» **WHAT YOU WILL DO**
For the word "value", work out how many lines in the records below contain it and state that count alone.

================

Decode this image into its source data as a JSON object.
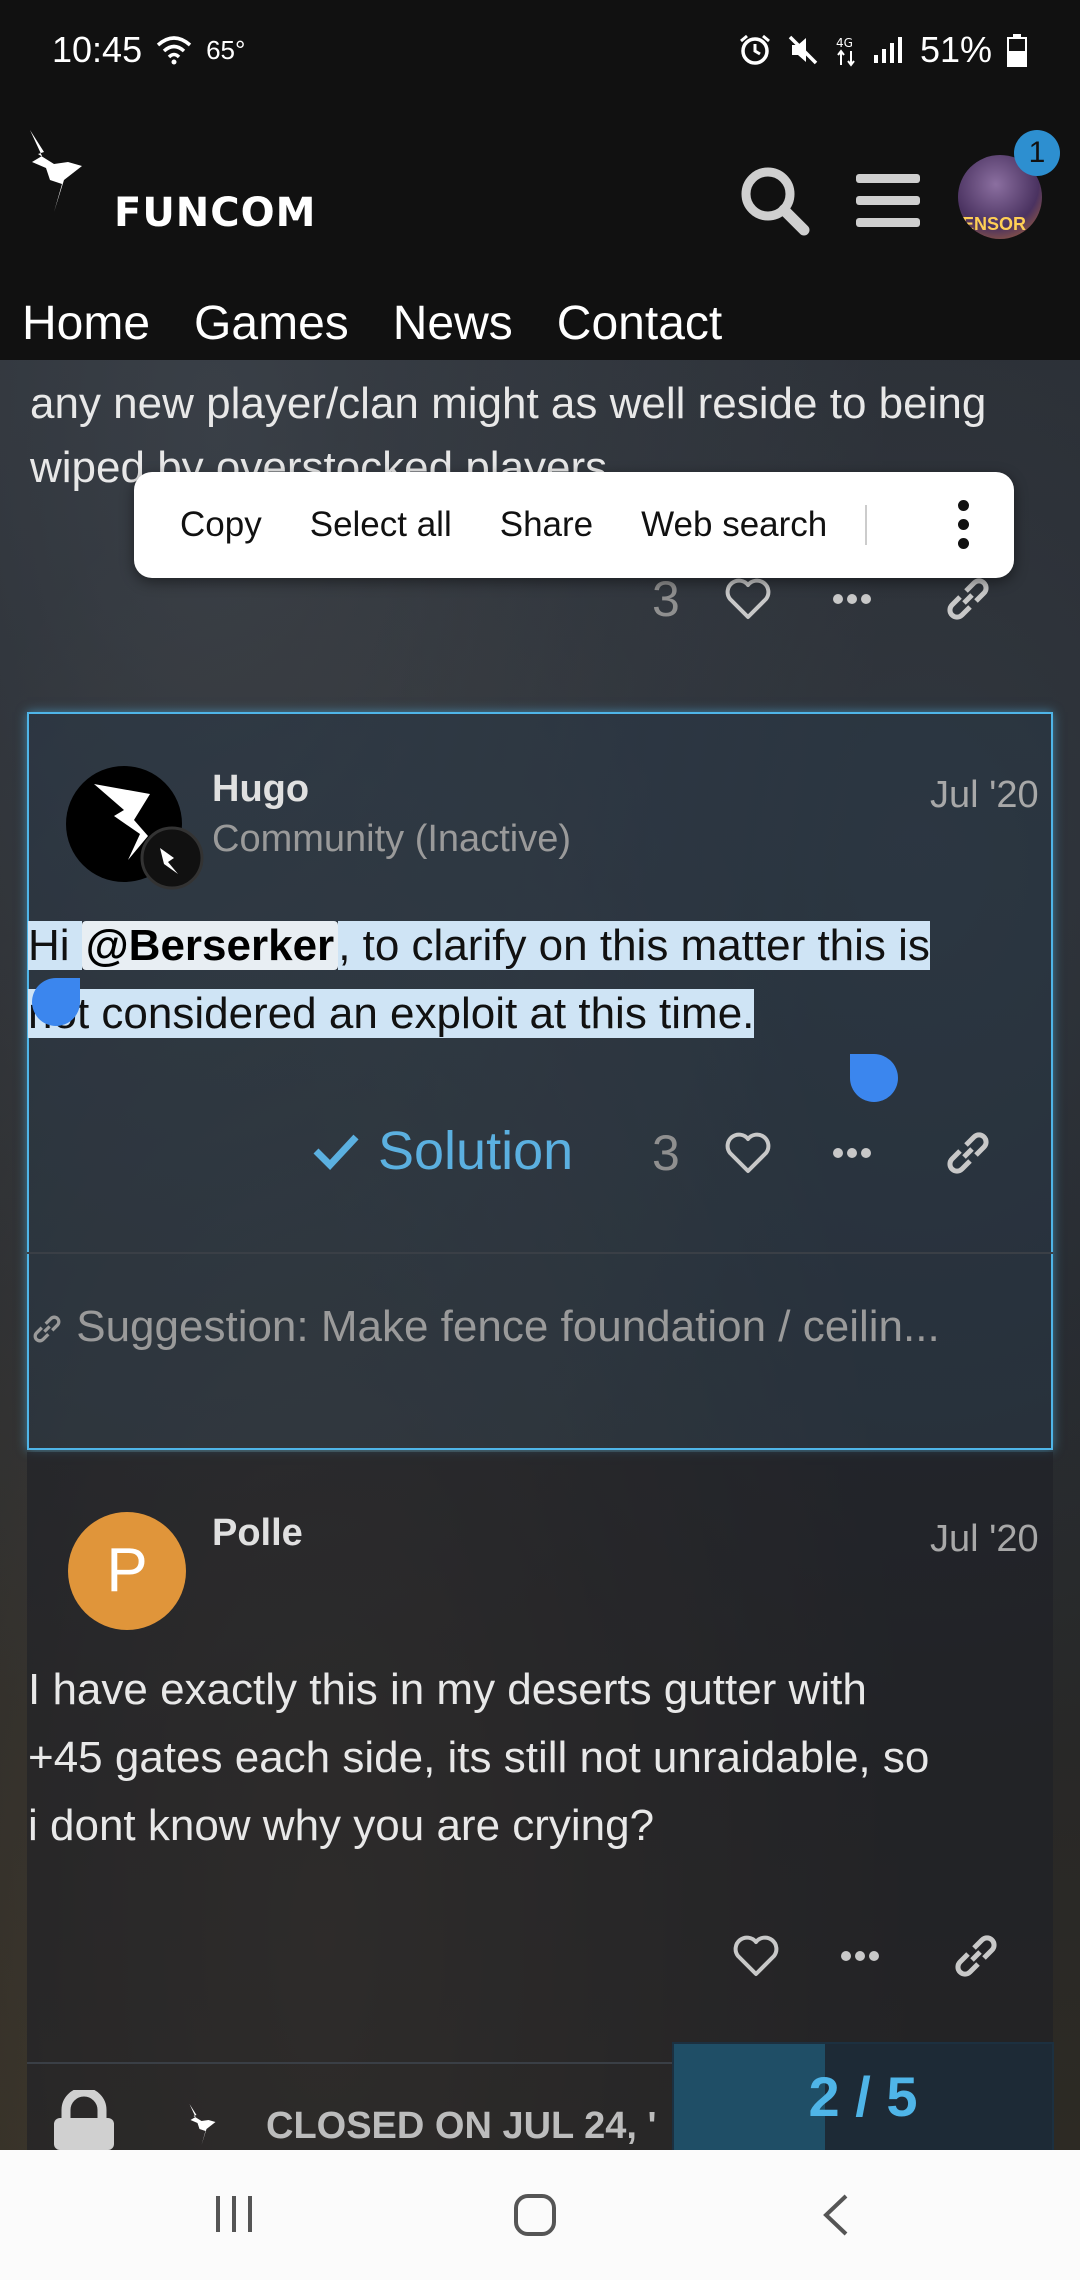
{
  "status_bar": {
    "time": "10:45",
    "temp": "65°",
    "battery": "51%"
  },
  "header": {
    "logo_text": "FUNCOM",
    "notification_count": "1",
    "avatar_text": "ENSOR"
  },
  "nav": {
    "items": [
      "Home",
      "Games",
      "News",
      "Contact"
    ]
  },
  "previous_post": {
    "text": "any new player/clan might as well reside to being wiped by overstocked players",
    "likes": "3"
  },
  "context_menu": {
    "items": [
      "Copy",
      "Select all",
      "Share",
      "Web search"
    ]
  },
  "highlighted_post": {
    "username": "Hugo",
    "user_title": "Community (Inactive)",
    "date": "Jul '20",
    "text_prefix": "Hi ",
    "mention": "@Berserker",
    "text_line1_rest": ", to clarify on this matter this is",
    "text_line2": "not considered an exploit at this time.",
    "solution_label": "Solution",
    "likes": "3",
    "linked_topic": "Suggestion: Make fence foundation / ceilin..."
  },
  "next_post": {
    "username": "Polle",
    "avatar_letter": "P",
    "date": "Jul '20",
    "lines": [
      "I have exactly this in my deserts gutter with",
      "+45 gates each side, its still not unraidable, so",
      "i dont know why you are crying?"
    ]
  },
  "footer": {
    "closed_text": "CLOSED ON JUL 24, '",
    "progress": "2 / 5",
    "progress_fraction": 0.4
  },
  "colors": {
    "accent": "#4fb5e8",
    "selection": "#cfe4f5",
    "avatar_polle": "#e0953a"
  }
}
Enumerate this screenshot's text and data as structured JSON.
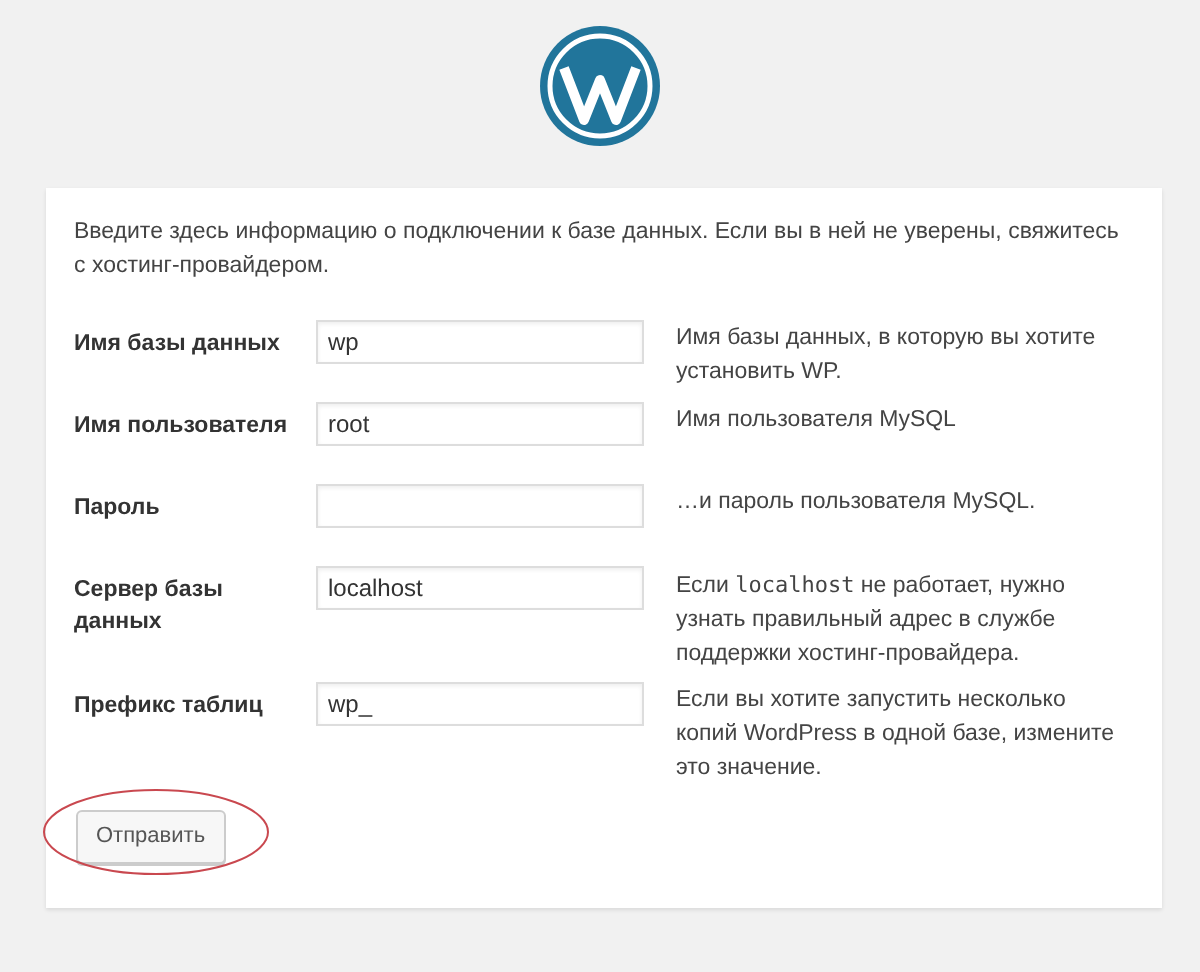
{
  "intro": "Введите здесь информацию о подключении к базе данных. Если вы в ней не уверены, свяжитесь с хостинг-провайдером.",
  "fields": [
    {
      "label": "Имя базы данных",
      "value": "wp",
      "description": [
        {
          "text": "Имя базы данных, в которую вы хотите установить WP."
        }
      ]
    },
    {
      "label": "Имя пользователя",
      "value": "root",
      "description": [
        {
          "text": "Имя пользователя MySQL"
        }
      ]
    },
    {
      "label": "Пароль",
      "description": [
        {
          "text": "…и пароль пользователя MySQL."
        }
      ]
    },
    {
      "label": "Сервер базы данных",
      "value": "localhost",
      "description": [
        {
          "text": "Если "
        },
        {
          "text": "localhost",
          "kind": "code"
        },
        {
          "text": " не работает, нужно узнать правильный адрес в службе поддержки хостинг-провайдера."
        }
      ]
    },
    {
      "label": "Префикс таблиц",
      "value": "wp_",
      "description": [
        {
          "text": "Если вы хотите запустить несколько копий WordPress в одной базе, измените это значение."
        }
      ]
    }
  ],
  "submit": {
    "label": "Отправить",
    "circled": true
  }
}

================

» **FINAL ANSWER**
4